* Work instructions
Your reply should be an exact copy of every entry, with the pictures removed.

* Component data from apps and pages
*** Block opens ***

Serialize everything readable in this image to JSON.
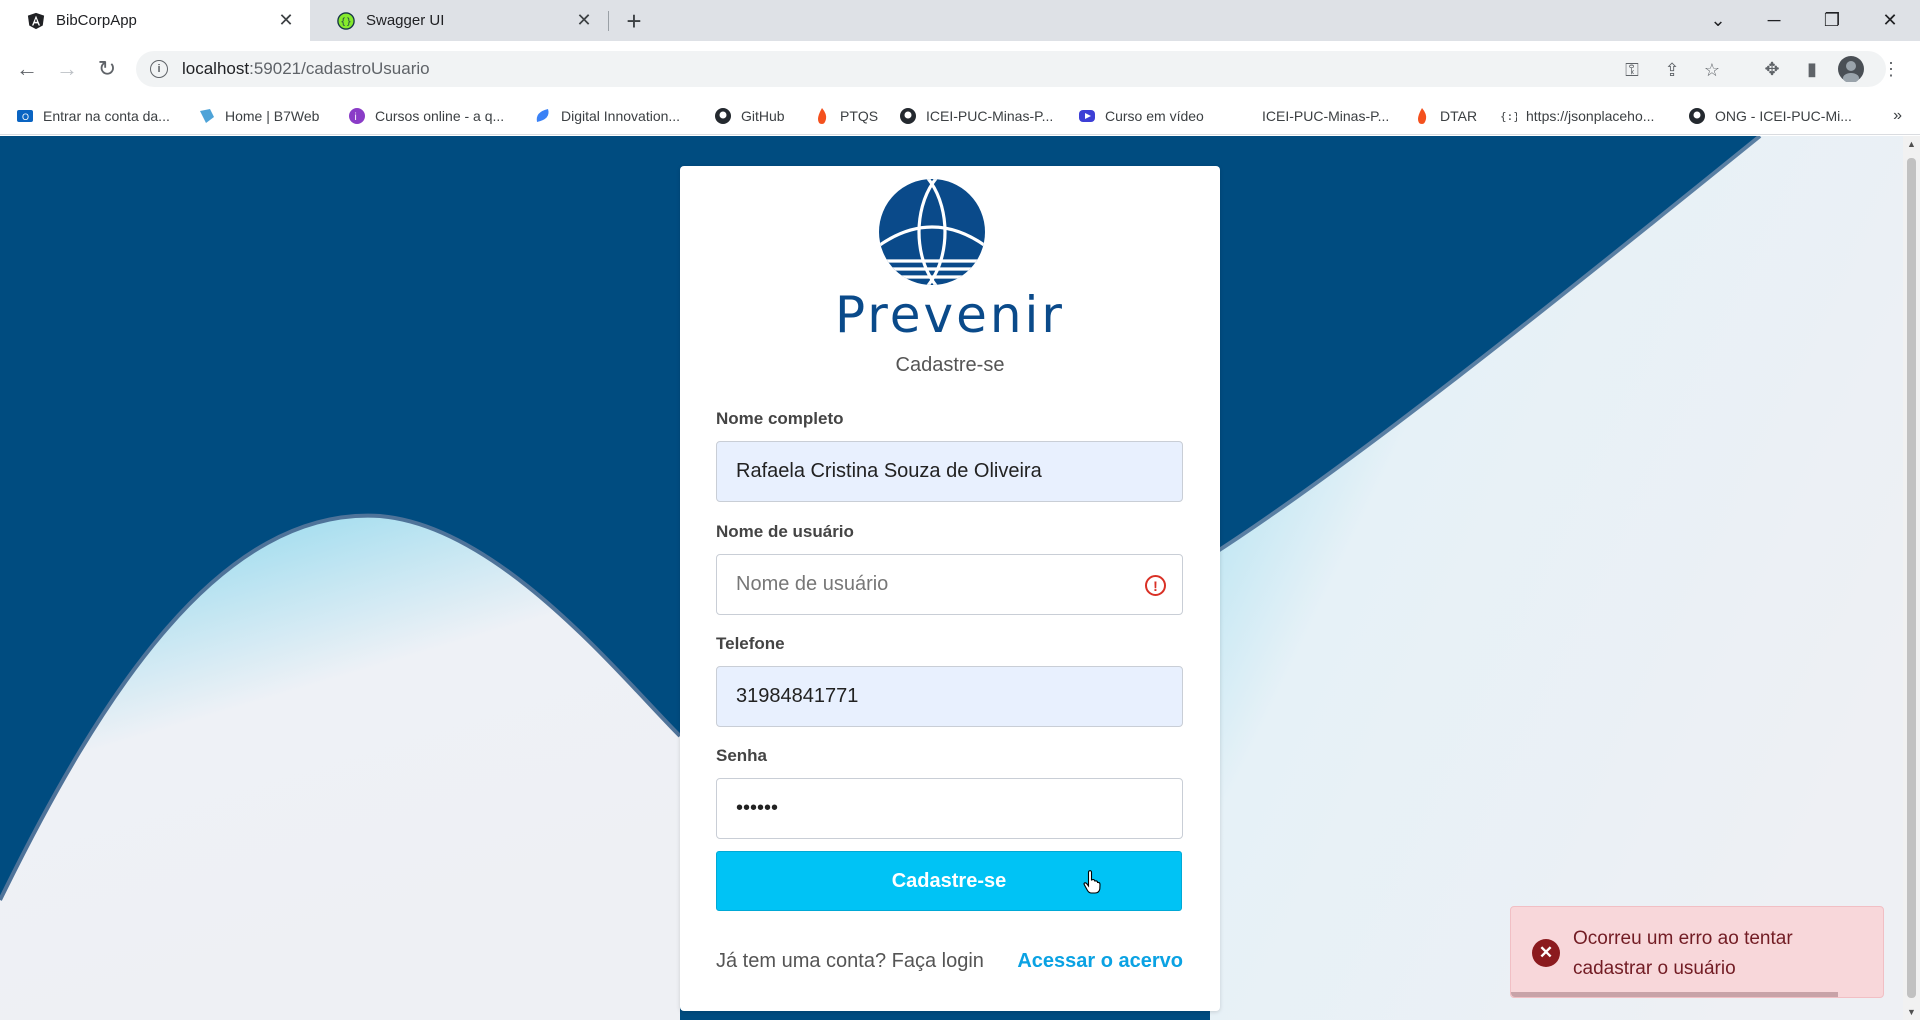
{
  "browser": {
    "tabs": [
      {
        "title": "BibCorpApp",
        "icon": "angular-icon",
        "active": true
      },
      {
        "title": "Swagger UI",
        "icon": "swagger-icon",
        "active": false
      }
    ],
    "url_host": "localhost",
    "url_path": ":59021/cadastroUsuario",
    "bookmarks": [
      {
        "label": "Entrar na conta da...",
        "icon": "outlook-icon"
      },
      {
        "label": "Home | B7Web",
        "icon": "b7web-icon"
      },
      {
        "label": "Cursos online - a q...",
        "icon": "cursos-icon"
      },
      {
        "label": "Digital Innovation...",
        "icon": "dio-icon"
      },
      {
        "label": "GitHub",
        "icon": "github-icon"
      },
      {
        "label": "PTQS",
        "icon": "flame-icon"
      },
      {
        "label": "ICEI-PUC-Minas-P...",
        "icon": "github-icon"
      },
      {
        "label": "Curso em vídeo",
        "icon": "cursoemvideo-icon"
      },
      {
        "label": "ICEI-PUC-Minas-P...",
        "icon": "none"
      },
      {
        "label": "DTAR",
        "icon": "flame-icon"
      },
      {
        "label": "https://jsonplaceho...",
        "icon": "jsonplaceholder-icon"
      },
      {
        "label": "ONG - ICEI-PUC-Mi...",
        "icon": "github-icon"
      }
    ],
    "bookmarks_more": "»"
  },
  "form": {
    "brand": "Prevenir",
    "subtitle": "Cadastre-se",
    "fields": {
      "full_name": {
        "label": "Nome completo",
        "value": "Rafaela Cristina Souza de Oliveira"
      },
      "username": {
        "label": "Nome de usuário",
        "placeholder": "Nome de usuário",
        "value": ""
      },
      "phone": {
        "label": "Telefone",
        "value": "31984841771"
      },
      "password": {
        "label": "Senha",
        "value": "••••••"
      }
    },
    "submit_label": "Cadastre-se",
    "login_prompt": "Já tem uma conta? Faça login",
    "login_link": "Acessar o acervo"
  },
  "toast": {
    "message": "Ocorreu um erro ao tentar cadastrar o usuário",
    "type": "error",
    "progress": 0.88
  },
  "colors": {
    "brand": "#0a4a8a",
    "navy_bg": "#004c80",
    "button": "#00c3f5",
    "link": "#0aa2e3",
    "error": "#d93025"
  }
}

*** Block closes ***

* Problem solution
Serialize everything readable in this image to JSON.
{
  "browser": {
    "tabs": [
      {
        "title": "BibCorpApp",
        "icon": "angular-icon",
        "active": true
      },
      {
        "title": "Swagger UI",
        "icon": "swagger-icon",
        "active": false
      }
    ],
    "url_host": "localhost",
    "url_path": ":59021/cadastroUsuario",
    "bookmarks": [
      {
        "label": "Entrar na conta da...",
        "icon": "outlook-icon"
      },
      {
        "label": "Home | B7Web",
        "icon": "b7web-icon"
      },
      {
        "label": "Cursos online - a q...",
        "icon": "cursos-icon"
      },
      {
        "label": "Digital Innovation...",
        "icon": "dio-icon"
      },
      {
        "label": "GitHub",
        "icon": "github-icon"
      },
      {
        "label": "PTQS",
        "icon": "flame-icon"
      },
      {
        "label": "ICEI-PUC-Minas-P...",
        "icon": "github-icon"
      },
      {
        "label": "Curso em vídeo",
        "icon": "cursoemvideo-icon"
      },
      {
        "label": "ICEI-PUC-Minas-P...",
        "icon": "none"
      },
      {
        "label": "DTAR",
        "icon": "flame-icon"
      },
      {
        "label": "https://jsonplaceho...",
        "icon": "jsonplaceholder-icon"
      },
      {
        "label": "ONG - ICEI-PUC-Mi...",
        "icon": "github-icon"
      }
    ],
    "bookmarks_more": "»"
  },
  "form": {
    "brand": "Prevenir",
    "subtitle": "Cadastre-se",
    "fields": {
      "full_name": {
        "label": "Nome completo",
        "value": "Rafaela Cristina Souza de Oliveira"
      },
      "username": {
        "label": "Nome de usuário",
        "placeholder": "Nome de usuário",
        "value": ""
      },
      "phone": {
        "label": "Telefone",
        "value": "31984841771"
      },
      "password": {
        "label": "Senha",
        "value": "••••••"
      }
    },
    "submit_label": "Cadastre-se",
    "login_prompt": "Já tem uma conta? Faça login",
    "login_link": "Acessar o acervo"
  },
  "toast": {
    "message": "Ocorreu um erro ao tentar cadastrar o usuário",
    "type": "error",
    "progress": 0.88
  },
  "colors": {
    "brand": "#0a4a8a",
    "navy_bg": "#004c80",
    "button": "#00c3f5",
    "link": "#0aa2e3",
    "error": "#d93025"
  }
}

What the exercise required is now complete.